Like the pavlova, Anzac biscuits have had to share the invented-here credits with our Australian cousins. Legend has it the biscuits were baked and sent to troops in World War I. Early versions of Anzac baking included cakes and other biscuits, so food historians haven't found printed recipes for the rolled oat and golden syrup biscuits we recognise today until the 1920s (first called Anzac Crispies). The biscuit was economical to make (no eggs), could survive long enough to make the sea journey to the troops, but was still filling and tasty.

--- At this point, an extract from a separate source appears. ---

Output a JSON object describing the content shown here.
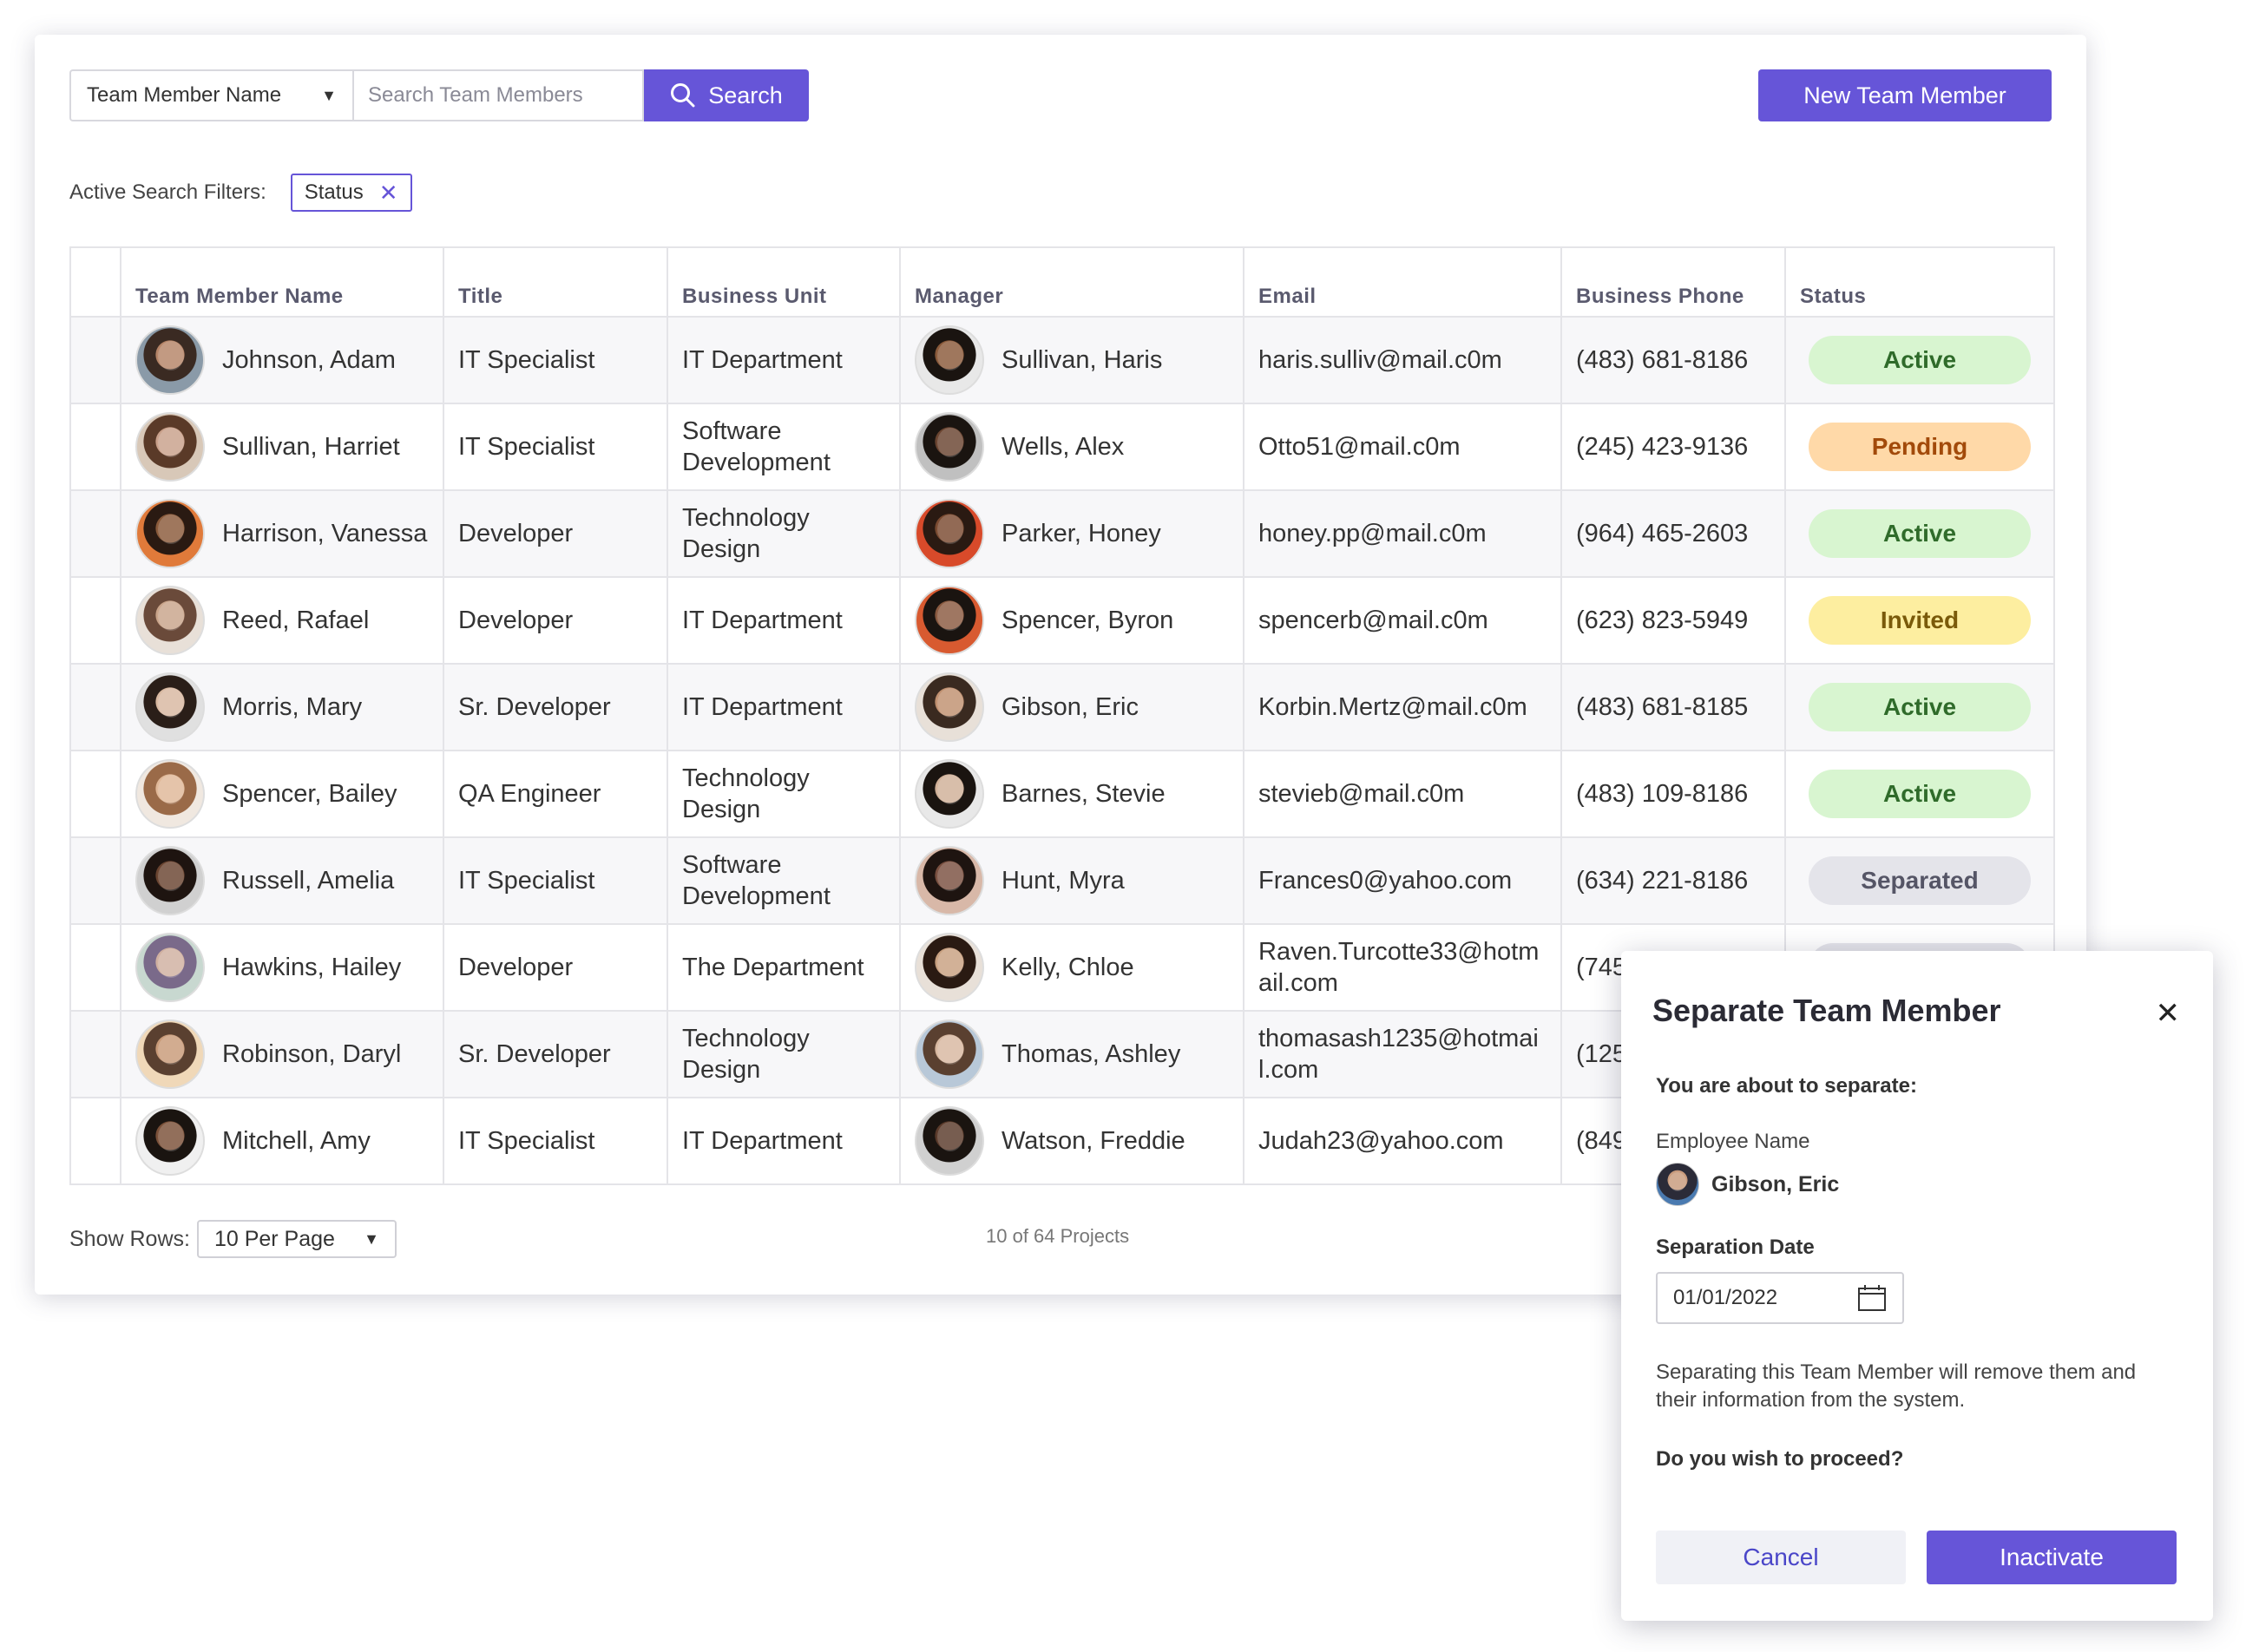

The essence of the biscuit is the buttery warmth of golden syrup with the tang of baking soda and chewy rolled oats and coconut. However, some people omit the coconut, some add new-fangled ingredients like sunflower or pumpkin seeds or cranberries, others cook the biscuit at a lower temperature for longer to vary the crunchy vs chewy texture. Try sandwiching small biscuits with a creamy chocolate filling, crumbling as a topping for fruit or using as a crust for a decadent cheesecake. Chelsea are celebrating the heritage of Anzac with a vintage golden syrup collectors' edition tin - with the recipe:
1 Melt 2 Tbs golden syrup, 1/2 cup raw sugar and 100g butter over a low heat.
2 Dissolve 1/2 tsp baking soda in 2 Tbs boiling water.
3 Add the baking soda liquid to the golden syrup mix together with 1/2 cup each of flour and coconut and 3/4 cup of rolled oats.
4 Some cooks add 1/3 cup mixed sunflower and pumpkin seeds. Spoon on a tray, flatten with a fork and bake for 12 minutes (or until golden) at 180 degrees.
* For variations and tips, go to chelsea.co.nz